Like every year, the High Commission of India in London will observe Gandhi Jayanthi on October 2 at Tavistock Square, London WC1. The programme, beginning at 11am, will include paying tribute to Gandhi by placing bouquets at the Gandhi statue at Tavistock. It will be attended by Dr. Virander Paul, acting High Commissioner of India, Lord Mayor of Camden Councillor Heather Johnson and other dignitaries. The High Commission’s office will remain closed on Wednesday on account of Gandhi Jayanthi.
The Bharatiya Vidya Bhavan is holding an exhibition of artworks on the occasion of Gandhi Jayanti on October 1. Presented by charity organisation Wherever the Need, the free exhibition will feature artist Udayraj Gadnis’s paintings to celebrate Mahatma Gandhi. The exhibition programme will also include an inspirational talk by Professor Madan Pillutla on Gandhism and the art of negotiation.
Meanwhile, the Nehru Centre is hosting an evening playing the DVD of Jim Kenworth play “When Gandhi met Chaplin”.
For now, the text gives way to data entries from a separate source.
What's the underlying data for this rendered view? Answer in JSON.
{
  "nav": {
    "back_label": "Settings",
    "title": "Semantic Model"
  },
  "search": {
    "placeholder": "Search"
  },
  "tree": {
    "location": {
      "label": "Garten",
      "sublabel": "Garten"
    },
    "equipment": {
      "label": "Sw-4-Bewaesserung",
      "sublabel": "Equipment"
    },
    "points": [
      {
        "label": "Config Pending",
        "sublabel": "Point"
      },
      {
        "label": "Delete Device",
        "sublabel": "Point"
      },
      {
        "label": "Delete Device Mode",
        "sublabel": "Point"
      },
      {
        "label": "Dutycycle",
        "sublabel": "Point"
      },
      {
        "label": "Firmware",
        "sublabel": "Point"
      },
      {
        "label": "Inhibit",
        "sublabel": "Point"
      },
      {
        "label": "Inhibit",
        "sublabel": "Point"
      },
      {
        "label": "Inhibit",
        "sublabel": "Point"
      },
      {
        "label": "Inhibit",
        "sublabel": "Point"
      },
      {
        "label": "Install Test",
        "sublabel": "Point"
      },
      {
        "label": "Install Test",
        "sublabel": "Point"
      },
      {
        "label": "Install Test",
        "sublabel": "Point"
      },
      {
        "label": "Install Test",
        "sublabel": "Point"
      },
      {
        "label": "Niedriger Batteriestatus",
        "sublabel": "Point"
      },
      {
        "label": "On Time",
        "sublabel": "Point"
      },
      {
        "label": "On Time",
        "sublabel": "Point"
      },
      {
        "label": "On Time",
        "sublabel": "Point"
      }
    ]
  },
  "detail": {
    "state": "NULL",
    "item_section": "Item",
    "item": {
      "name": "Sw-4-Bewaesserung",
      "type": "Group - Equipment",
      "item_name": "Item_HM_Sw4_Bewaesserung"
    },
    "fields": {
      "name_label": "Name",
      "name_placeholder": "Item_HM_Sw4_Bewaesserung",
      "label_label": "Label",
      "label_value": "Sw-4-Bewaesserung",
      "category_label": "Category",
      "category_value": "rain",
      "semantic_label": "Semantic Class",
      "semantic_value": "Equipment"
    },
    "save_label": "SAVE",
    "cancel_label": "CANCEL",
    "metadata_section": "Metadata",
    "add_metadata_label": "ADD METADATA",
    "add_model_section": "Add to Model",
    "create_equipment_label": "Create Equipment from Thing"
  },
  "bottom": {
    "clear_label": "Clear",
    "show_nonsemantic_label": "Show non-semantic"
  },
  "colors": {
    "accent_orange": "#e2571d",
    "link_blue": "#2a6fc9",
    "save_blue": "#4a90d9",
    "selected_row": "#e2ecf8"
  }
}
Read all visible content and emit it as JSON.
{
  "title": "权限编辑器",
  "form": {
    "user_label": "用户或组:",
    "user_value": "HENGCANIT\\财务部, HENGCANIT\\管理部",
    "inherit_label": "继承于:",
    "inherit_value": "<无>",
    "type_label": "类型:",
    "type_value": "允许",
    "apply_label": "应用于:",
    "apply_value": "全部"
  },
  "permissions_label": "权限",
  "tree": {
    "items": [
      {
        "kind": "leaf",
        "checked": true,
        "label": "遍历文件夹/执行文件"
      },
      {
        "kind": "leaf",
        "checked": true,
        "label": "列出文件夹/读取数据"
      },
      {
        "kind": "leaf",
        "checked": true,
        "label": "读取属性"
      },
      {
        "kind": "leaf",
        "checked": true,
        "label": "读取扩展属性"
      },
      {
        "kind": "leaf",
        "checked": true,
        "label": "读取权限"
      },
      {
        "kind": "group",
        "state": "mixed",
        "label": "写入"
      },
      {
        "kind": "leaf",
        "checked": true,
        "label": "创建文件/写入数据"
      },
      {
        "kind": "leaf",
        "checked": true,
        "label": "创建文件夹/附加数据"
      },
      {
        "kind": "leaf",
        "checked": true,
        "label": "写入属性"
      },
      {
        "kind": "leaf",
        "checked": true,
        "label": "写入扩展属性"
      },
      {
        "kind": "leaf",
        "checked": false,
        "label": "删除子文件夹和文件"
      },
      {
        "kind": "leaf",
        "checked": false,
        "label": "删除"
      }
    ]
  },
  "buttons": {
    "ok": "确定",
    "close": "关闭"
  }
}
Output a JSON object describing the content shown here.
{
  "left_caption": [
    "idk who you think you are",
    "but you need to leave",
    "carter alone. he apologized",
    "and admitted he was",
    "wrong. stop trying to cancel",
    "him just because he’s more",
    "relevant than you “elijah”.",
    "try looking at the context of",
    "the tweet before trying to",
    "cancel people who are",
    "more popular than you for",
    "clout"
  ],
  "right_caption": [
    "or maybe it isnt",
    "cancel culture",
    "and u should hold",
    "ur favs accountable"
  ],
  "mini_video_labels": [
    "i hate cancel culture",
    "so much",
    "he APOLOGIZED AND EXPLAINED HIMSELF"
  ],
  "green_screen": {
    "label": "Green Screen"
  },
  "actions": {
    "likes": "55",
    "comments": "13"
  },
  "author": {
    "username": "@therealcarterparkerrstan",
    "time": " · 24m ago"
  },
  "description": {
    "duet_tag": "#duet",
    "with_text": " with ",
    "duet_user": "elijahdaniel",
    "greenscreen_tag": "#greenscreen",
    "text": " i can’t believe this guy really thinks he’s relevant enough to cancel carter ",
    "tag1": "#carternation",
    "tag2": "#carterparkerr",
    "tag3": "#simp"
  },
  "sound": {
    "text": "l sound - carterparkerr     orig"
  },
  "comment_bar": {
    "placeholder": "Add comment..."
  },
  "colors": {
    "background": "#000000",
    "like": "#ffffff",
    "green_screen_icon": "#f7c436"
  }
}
Kenworth, a London-based playwright, wrote the play in 1931 about the unlikely meeting between two iconic figures of the twentieth century, Charlie Chaplin and Mahatma Gandhi.
The Nehru Centre’s Gandhi Janathy celebrations will include a playback of the play, performances of selected scenes and Q&A session with photographer and writer Prodeepta Das.
Gandhi Jayanthi is also celebrated as UN International Day of Non-Violence.
The Mahatma Gandhi Foundation UK will also pay its respects by holding an event in Harrow for UK Indians to celebrate Gandhi's legacy. The programme will include prayers, bhajans and tributes to Bapu. The organisation has extended the invitation to the High Commissioner of India, Mayors of Harrow and Brent, councilors, members of the House of Lords, members of the House of Commons and other dignitaries.
Indians in Edinburgh too will have an opportunity to pay their respects to Gandhi by attending the 2013 annual lecture on Gandhi Day organised by Edinburgh Interfaith Association.
The Wednesday evening event will feature a lecture by trustee of the Gandhi Foundation, George Paxton on the life of Gandhi, his influence outside India on other figures such as Martin Luther King, and the understanding of peace and non-violence post-Gandhi.
There will also be another lecture by Professor Dermot Killingley who will take a retrospective look at Gandhi’s influence on India, giving a brief outline of the Indian and European background to some of Gandhi’s key ideas and practices -- non-violence and satyagraha.